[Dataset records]
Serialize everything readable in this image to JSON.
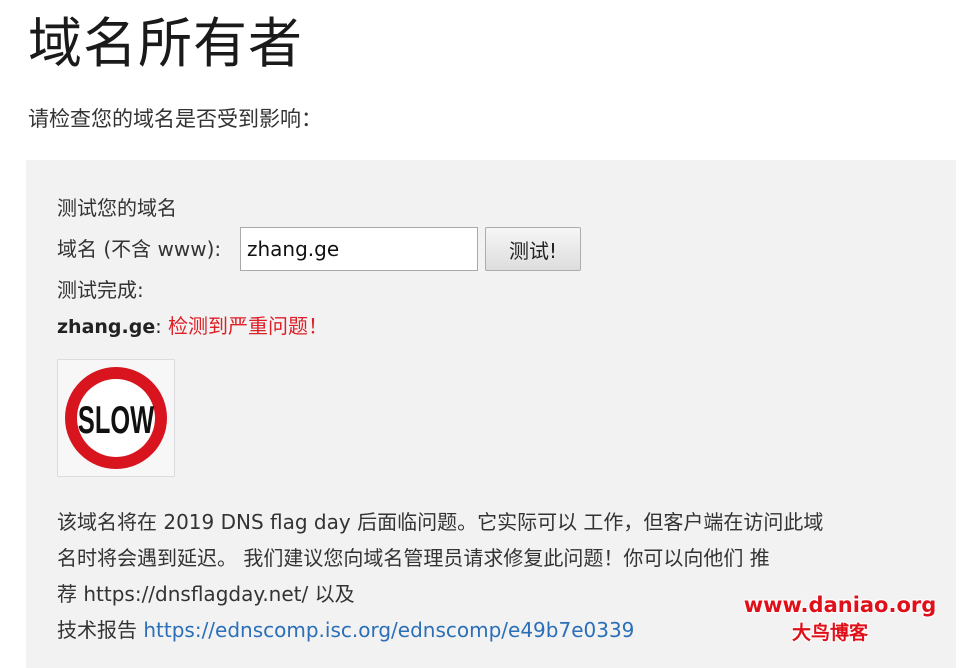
{
  "header": {
    "title": "域名所有者",
    "intro": "请检查您的域名是否受到影响："
  },
  "test_panel": {
    "heading": "测试您的域名",
    "input_label": "域名 (不含 www):",
    "input_value": "zhang.ge",
    "button_label": "测试!",
    "status_text": "测试完成:",
    "result": {
      "domain": "zhang.ge",
      "separator": ":",
      "message": "检测到严重问题！",
      "message_color": "#dd1f26"
    },
    "slow_sign": {
      "text": "SLOW",
      "ring_color": "#d8141f"
    },
    "description": {
      "line1": "该域名将在 2019 DNS flag day 后面临问题。它实际可以 工作，但客户端在访问此域",
      "line2": "名时将会遇到延迟。 我们建议您向域名管理员请求修复此问题！你可以向他们 推",
      "line3": "荐 https://dnsflagday.net/ 以及",
      "report_prefix": "技术报告",
      "report_link": "https://ednscomp.isc.org/ednscomp/e49b7e0339",
      "link_color": "#2a6fb7"
    }
  },
  "watermark": {
    "url": "www.daniao.org",
    "name": "大鸟博客",
    "color": "#e0101a"
  }
}
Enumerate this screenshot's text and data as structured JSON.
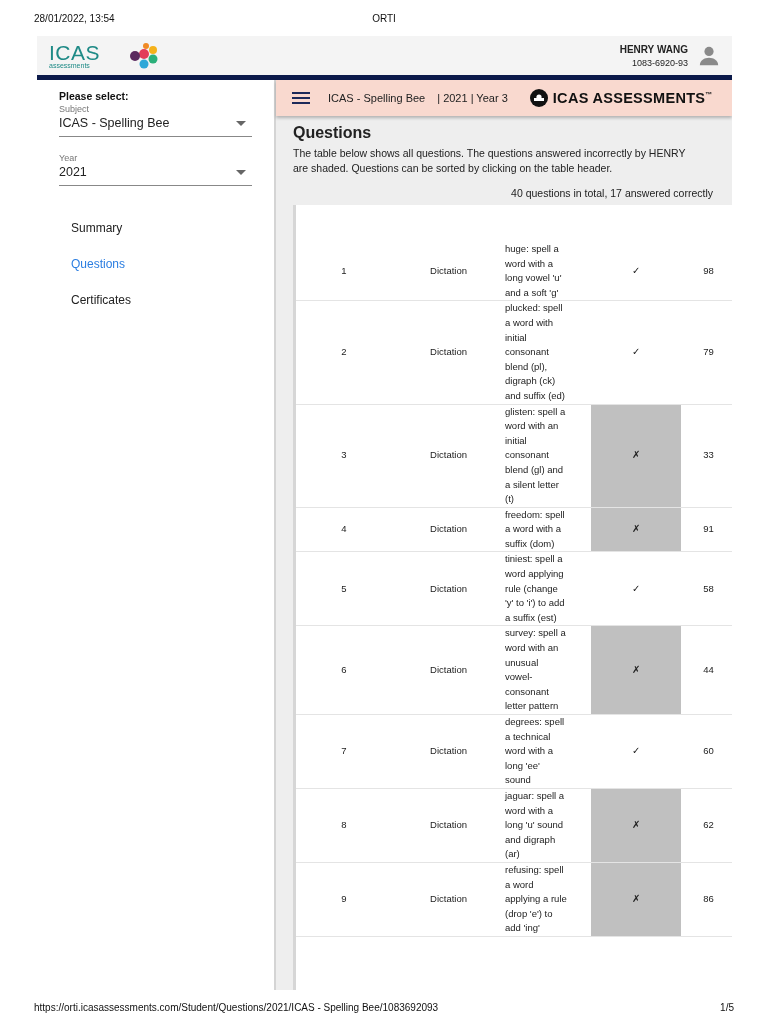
{
  "print_header": {
    "date": "28/01/2022, 13:54",
    "title": "ORTI"
  },
  "topbar": {
    "logo_main": "ICAS",
    "logo_sub": "assessments",
    "user_name": "HENRY WANG",
    "user_id": "1083-6920-93"
  },
  "sidebar": {
    "heading": "Please select:",
    "fields": [
      {
        "label": "Subject",
        "value": "ICAS - Spelling Bee"
      },
      {
        "label": "Year",
        "value": "2021"
      }
    ],
    "items": [
      {
        "label": "Summary",
        "selected": false
      },
      {
        "label": "Questions",
        "selected": true
      },
      {
        "label": "Certificates",
        "selected": false
      }
    ]
  },
  "subheader": {
    "subject": "ICAS - Spelling Bee",
    "year_level": "| 2021 | Year 3",
    "brand": "ICAS ASSESSMENTS",
    "brand_mark": "™"
  },
  "content": {
    "title": "Questions",
    "intro": "The table below shows all questions. The questions answered incorrectly by HENRY are shaded. Questions can be sorted by clicking on the table header.",
    "summary": "40 questions in total, 17 answered correctly"
  },
  "table": {
    "rows": [
      {
        "number": "1",
        "type": "Dictation",
        "description": "huge: spell a word with a long vowel 'u' and a soft 'g'",
        "mark": "✓",
        "correct": true,
        "score": "98"
      },
      {
        "number": "2",
        "type": "Dictation",
        "description": "plucked: spell a word with initial consonant blend (pl), digraph (ck) and suffix (ed)",
        "mark": "✓",
        "correct": true,
        "score": "79"
      },
      {
        "number": "3",
        "type": "Dictation",
        "description": "glisten: spell a word with an initial consonant blend (gl) and a silent letter (t)",
        "mark": "✗",
        "correct": false,
        "score": "33"
      },
      {
        "number": "4",
        "type": "Dictation",
        "description": "freedom: spell a word with a suffix (dom)",
        "mark": "✗",
        "correct": false,
        "score": "91"
      },
      {
        "number": "5",
        "type": "Dictation",
        "description": "tiniest: spell a word applying rule (change 'y' to 'i') to add a suffix (est)",
        "mark": "✓",
        "correct": true,
        "score": "58"
      },
      {
        "number": "6",
        "type": "Dictation",
        "description": "survey: spell a word with an unusual vowel-consonant letter pattern",
        "mark": "✗",
        "correct": false,
        "score": "44"
      },
      {
        "number": "7",
        "type": "Dictation",
        "description": "degrees: spell a technical word with a long 'ee' sound",
        "mark": "✓",
        "correct": true,
        "score": "60"
      },
      {
        "number": "8",
        "type": "Dictation",
        "description": "jaguar: spell a word with a long 'u' sound and digraph (ar)",
        "mark": "✗",
        "correct": false,
        "score": "62"
      },
      {
        "number": "9",
        "type": "Dictation",
        "description": "refusing: spell a word applying a rule (drop 'e') to add 'ing'",
        "mark": "✗",
        "correct": false,
        "score": "86"
      }
    ]
  },
  "print_footer": {
    "url": "https://orti.icasassessments.com/Student/Questions/2021/ICAS - Spelling Bee/1083692093",
    "page": "1/5"
  }
}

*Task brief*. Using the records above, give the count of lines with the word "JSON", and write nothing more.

*Written reply*. 2